(Beginning of DATA TO USE)

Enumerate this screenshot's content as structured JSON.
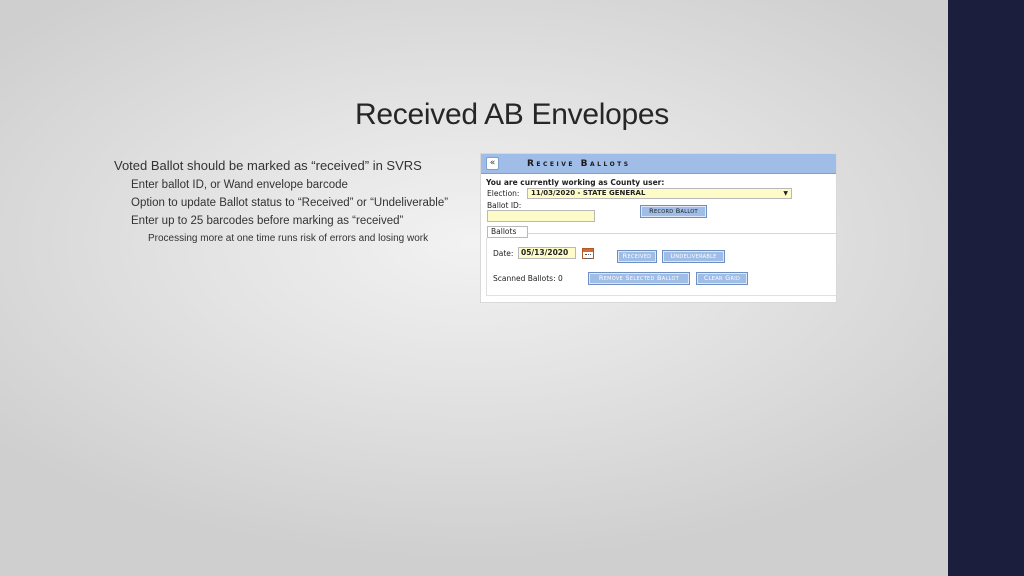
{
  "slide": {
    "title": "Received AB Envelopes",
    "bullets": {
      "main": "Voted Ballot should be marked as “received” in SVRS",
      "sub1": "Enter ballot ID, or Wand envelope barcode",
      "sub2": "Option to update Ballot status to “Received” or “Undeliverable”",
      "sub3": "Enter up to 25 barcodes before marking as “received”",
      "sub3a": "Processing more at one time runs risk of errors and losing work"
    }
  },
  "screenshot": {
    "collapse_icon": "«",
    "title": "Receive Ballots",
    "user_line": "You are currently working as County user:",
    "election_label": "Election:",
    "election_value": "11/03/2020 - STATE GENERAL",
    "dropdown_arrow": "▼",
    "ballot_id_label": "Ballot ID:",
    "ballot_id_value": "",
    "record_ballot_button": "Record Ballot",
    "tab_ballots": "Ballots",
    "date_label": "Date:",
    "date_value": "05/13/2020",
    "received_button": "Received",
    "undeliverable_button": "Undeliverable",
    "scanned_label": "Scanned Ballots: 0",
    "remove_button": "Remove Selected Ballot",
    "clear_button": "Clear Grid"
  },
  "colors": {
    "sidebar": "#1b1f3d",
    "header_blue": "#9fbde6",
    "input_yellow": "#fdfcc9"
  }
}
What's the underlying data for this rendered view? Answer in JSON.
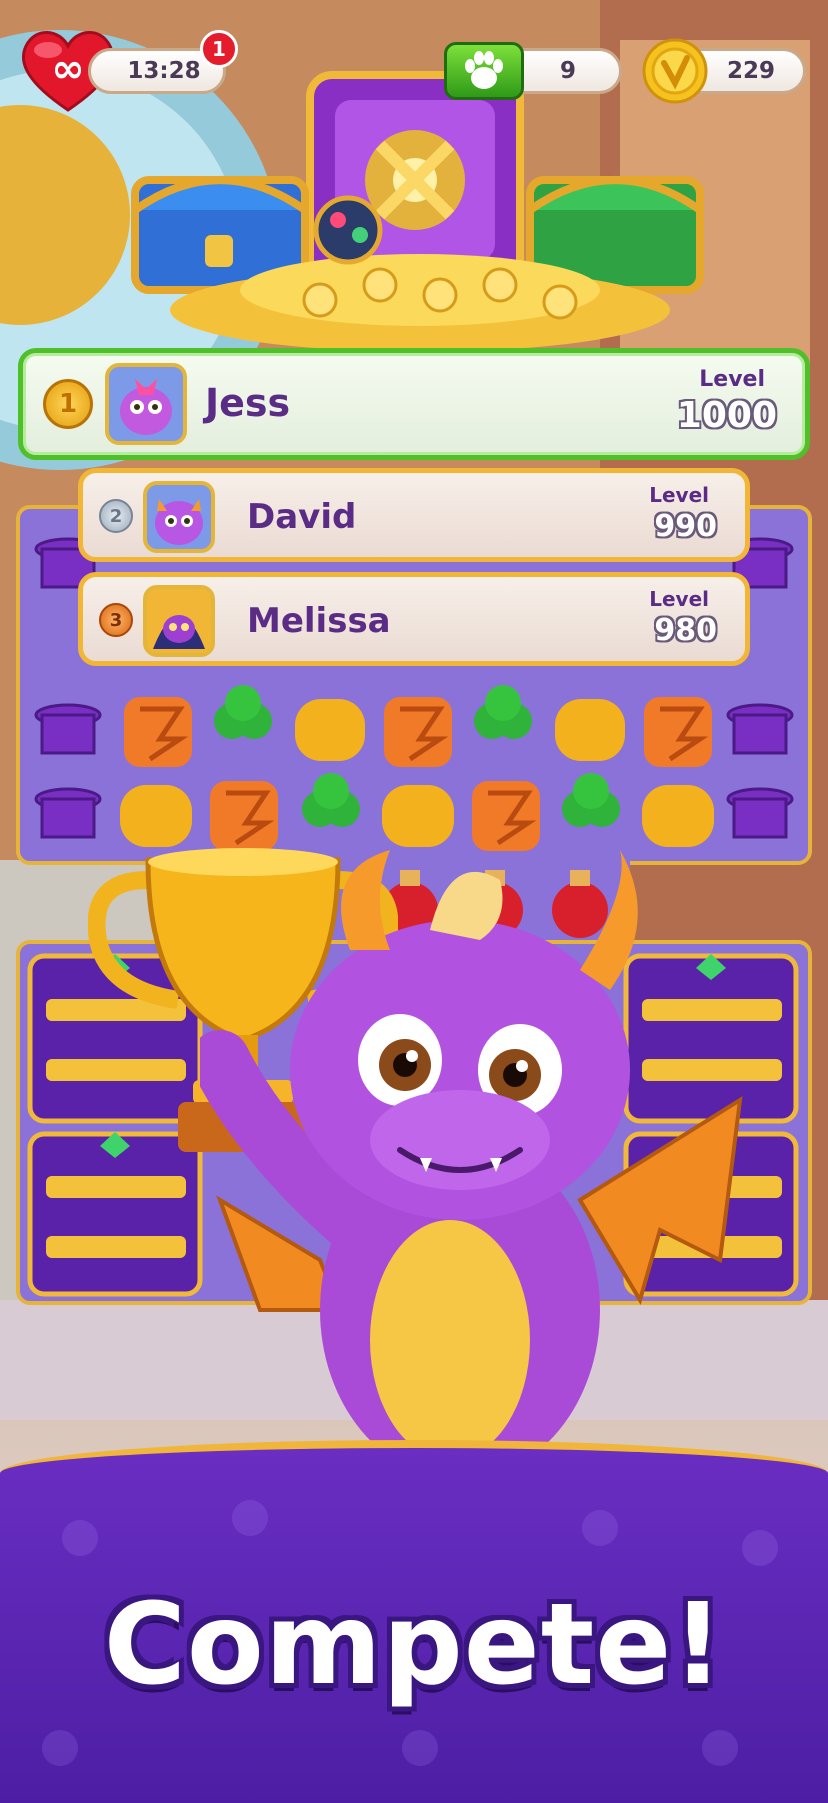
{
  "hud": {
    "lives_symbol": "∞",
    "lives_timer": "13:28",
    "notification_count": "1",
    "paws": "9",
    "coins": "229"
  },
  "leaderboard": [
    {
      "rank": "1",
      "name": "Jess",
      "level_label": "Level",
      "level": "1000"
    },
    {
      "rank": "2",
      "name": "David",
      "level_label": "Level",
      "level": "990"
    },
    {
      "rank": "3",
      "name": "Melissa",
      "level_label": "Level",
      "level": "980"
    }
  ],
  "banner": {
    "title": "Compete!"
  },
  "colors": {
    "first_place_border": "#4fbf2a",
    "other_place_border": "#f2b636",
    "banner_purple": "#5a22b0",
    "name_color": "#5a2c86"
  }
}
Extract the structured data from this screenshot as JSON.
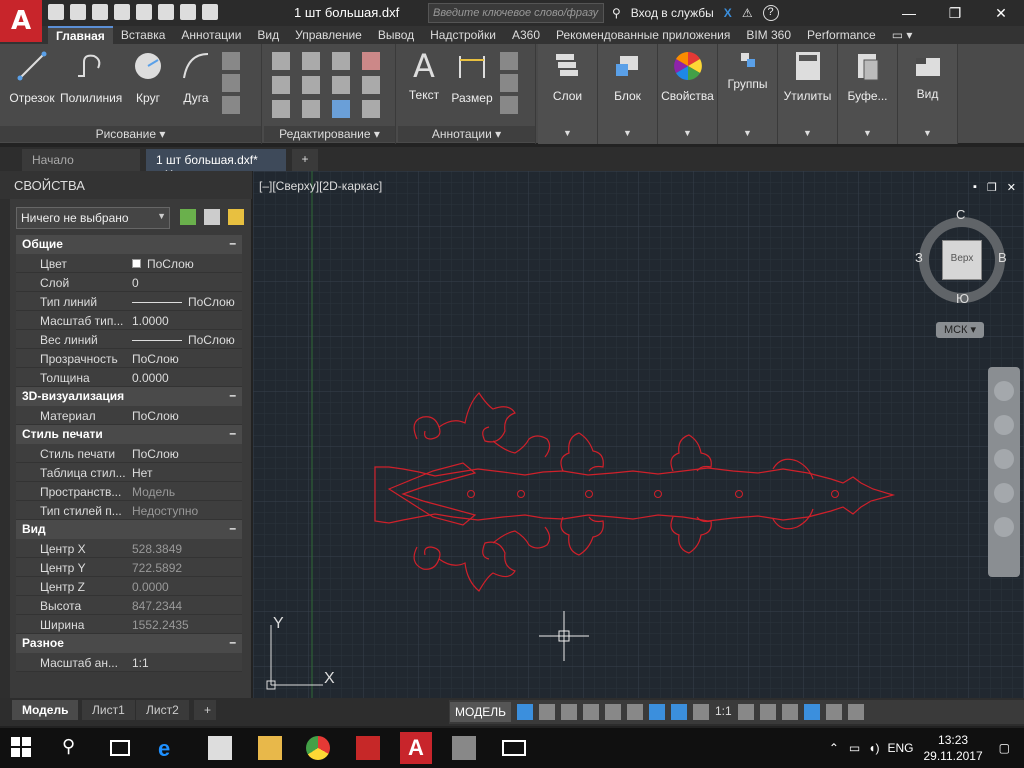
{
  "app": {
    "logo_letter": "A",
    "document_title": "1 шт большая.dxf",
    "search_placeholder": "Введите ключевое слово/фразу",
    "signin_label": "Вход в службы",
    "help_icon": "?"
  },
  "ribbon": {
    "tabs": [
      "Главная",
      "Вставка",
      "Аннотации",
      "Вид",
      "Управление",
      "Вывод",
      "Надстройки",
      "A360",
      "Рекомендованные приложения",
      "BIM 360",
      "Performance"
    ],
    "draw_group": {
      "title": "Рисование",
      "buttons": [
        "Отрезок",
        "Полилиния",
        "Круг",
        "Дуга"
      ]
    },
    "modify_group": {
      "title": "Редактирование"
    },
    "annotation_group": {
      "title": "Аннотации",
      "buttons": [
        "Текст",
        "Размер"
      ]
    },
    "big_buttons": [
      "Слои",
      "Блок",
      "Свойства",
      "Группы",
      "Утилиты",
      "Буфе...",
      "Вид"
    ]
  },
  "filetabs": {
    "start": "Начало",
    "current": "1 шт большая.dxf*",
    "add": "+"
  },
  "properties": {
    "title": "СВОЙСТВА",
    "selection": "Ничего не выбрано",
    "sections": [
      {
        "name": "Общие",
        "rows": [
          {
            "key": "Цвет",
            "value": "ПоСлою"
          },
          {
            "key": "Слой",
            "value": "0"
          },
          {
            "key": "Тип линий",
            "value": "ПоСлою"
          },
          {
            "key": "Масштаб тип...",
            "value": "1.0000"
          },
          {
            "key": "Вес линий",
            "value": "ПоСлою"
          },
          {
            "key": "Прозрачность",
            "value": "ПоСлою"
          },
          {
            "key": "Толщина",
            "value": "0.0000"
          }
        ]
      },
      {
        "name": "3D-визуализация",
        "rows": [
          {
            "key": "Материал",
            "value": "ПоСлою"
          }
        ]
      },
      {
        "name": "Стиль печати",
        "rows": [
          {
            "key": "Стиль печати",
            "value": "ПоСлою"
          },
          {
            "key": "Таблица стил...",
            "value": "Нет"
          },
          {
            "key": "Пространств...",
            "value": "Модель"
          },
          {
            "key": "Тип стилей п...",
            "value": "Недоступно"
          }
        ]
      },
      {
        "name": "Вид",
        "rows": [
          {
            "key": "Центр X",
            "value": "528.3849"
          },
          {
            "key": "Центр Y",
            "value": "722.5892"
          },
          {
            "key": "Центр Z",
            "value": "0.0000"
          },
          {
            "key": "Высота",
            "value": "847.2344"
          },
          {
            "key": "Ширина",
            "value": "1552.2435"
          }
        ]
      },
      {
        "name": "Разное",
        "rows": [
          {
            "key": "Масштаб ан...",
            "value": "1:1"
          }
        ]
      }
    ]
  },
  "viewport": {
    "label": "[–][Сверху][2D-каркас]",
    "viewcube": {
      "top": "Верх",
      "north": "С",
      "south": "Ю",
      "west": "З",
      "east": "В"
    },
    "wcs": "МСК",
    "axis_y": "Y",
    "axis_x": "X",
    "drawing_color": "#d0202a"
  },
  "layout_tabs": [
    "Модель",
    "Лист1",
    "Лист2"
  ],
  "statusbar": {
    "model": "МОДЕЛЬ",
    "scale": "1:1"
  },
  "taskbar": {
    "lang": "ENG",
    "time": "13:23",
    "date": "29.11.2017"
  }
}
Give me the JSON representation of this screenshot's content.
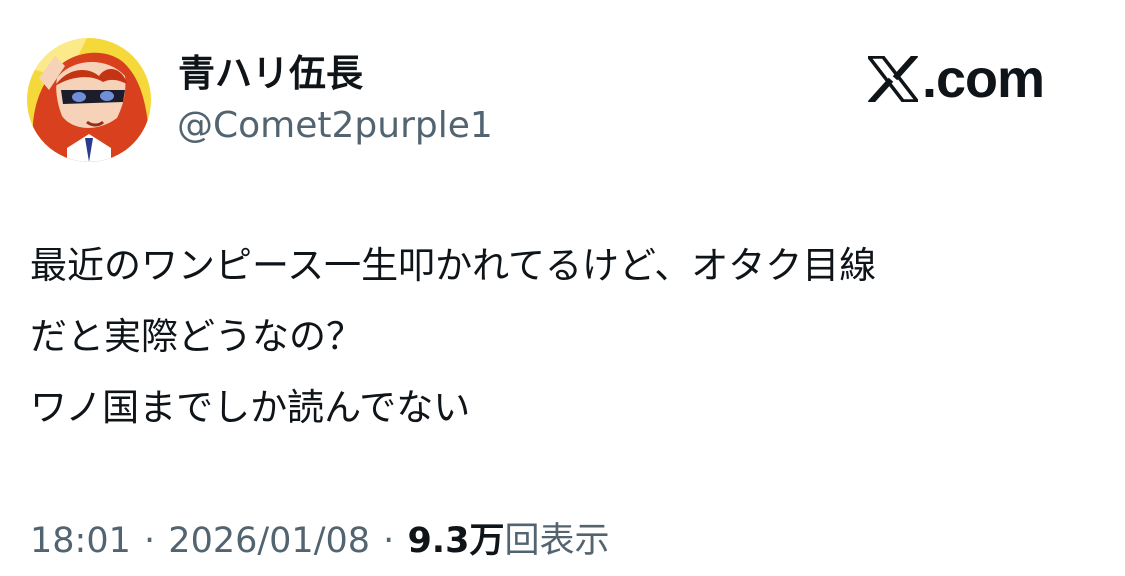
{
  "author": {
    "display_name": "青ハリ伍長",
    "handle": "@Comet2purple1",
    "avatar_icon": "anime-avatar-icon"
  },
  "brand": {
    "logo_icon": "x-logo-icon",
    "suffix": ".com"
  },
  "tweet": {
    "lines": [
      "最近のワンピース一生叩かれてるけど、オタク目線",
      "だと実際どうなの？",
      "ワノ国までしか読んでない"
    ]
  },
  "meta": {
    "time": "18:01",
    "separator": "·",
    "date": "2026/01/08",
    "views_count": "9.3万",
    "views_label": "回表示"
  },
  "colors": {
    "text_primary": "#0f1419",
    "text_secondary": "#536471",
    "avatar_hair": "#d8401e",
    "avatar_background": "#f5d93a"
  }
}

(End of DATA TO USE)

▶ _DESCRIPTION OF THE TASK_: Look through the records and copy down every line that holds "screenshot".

▶ _RESPONSE_:
Enumerate this screenshot's content as structured JSON.
  "screenshot": {
Extract the structured data from this screenshot as JSON.
Give me the JSON representation of this screenshot's content.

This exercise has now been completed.